- _Task prompt_: Copy out each line of the material below with no changes.

- _Records provided_:
□ □ □ □ □
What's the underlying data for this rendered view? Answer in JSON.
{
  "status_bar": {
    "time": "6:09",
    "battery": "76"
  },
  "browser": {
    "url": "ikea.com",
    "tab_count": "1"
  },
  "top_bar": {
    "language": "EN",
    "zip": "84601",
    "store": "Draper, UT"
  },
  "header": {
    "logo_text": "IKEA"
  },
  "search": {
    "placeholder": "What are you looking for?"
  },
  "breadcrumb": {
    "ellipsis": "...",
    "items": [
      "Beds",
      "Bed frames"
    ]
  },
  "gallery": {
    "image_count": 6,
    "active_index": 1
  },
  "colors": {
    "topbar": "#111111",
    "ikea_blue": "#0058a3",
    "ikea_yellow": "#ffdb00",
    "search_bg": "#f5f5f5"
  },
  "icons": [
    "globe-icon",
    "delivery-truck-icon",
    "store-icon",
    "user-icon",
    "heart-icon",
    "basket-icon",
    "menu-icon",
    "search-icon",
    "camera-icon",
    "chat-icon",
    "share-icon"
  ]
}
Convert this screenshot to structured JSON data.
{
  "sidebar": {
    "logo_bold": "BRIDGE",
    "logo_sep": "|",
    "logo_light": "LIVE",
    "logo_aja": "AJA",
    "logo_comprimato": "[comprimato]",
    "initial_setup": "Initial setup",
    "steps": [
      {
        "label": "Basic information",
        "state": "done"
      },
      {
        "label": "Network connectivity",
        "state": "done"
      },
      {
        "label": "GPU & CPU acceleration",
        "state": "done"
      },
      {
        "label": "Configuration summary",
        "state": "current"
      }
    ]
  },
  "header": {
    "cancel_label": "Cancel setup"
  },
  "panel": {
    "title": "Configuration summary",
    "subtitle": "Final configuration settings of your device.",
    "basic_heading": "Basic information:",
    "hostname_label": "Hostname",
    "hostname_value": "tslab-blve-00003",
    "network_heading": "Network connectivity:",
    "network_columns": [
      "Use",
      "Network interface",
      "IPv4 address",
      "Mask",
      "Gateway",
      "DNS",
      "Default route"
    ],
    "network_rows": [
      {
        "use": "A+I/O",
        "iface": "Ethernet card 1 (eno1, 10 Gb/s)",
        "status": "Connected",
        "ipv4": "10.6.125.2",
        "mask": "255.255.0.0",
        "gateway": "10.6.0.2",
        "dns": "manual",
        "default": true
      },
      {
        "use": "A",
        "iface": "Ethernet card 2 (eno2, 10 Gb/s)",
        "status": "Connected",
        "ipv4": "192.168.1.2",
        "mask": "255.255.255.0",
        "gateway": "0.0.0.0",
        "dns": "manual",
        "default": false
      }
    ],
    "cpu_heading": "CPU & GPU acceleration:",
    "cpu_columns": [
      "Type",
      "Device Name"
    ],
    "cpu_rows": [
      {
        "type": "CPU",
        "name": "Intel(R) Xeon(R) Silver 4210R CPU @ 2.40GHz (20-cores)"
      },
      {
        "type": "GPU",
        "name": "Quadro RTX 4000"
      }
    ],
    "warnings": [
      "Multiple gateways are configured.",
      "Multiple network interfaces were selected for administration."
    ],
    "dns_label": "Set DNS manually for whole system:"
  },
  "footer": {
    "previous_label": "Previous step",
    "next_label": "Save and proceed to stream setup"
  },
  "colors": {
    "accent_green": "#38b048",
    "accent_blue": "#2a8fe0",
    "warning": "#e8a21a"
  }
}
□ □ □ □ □
- _Task output_:
What's the underlying data for this rendered view? Answer in JSON.
{
  "status_bar": {
    "time": "6:09",
    "battery": "76"
  },
  "browser": {
    "url": "ikea.com",
    "tab_count": "1"
  },
  "top_bar": {
    "language": "EN",
    "zip": "84601",
    "store": "Draper, UT"
  },
  "header": {
    "logo_text": "IKEA"
  },
  "search": {
    "placeholder": "What are you looking for?"
  },
  "breadcrumb": {
    "ellipsis": "...",
    "items": [
      "Beds",
      "Bed frames"
    ]
  },
  "gallery": {
    "image_count": 6,
    "active_index": 1
  },
  "colors": {
    "topbar": "#111111",
    "ikea_blue": "#0058a3",
    "ikea_yellow": "#ffdb00",
    "search_bg": "#f5f5f5"
  },
  "icons": [
    "globe-icon",
    "delivery-truck-icon",
    "store-icon",
    "user-icon",
    "heart-icon",
    "basket-icon",
    "menu-icon",
    "search-icon",
    "camera-icon",
    "chat-icon",
    "share-icon"
  ]
}
Convert this screenshot to structured JSON data.
{
  "sidebar": {
    "logo_bold": "BRIDGE",
    "logo_sep": "|",
    "logo_light": "LIVE",
    "logo_aja": "AJA",
    "logo_comprimato": "[comprimato]",
    "initial_setup": "Initial setup",
    "steps": [
      {
        "label": "Basic information",
        "state": "done"
      },
      {
        "label": "Network connectivity",
        "state": "done"
      },
      {
        "label": "GPU & CPU acceleration",
        "state": "done"
      },
      {
        "label": "Configuration summary",
        "state": "current"
      }
    ]
  },
  "header": {
    "cancel_label": "Cancel setup"
  },
  "panel": {
    "title": "Configuration summary",
    "subtitle": "Final configuration settings of your device.",
    "basic_heading": "Basic information:",
    "hostname_label": "Hostname",
    "hostname_value": "tslab-blve-00003",
    "network_heading": "Network connectivity:",
    "network_columns": [
      "Use",
      "Network interface",
      "IPv4 address",
      "Mask",
      "Gateway",
      "DNS",
      "Default route"
    ],
    "network_rows": [
      {
        "use": "A+I/O",
        "iface": "Ethernet card 1 (eno1, 10 Gb/s)",
        "status": "Connected",
        "ipv4": "10.6.125.2",
        "mask": "255.255.0.0",
        "gateway": "10.6.0.2",
        "dns": "manual",
        "default": true
      },
      {
        "use": "A",
        "iface": "Ethernet card 2 (eno2, 10 Gb/s)",
        "status": "Connected",
        "ipv4": "192.168.1.2",
        "mask": "255.255.255.0",
        "gateway": "0.0.0.0",
        "dns": "manual",
        "default": false
      }
    ],
    "cpu_heading": "CPU & GPU acceleration:",
    "cpu_columns": [
      "Type",
      "Device Name"
    ],
    "cpu_rows": [
      {
        "type": "CPU",
        "name": "Intel(R) Xeon(R) Silver 4210R CPU @ 2.40GHz (20-cores)"
      },
      {
        "type": "GPU",
        "name": "Quadro RTX 4000"
      }
    ],
    "warnings": [
      "Multiple gateways are configured.",
      "Multiple network interfaces were selected for administration."
    ],
    "dns_label": "Set DNS manually for whole system:"
  },
  "footer": {
    "previous_label": "Previous step",
    "next_label": "Save and proceed to stream setup"
  },
  "colors": {
    "accent_green": "#38b048",
    "accent_blue": "#2a8fe0",
    "warning": "#e8a21a"
  }
}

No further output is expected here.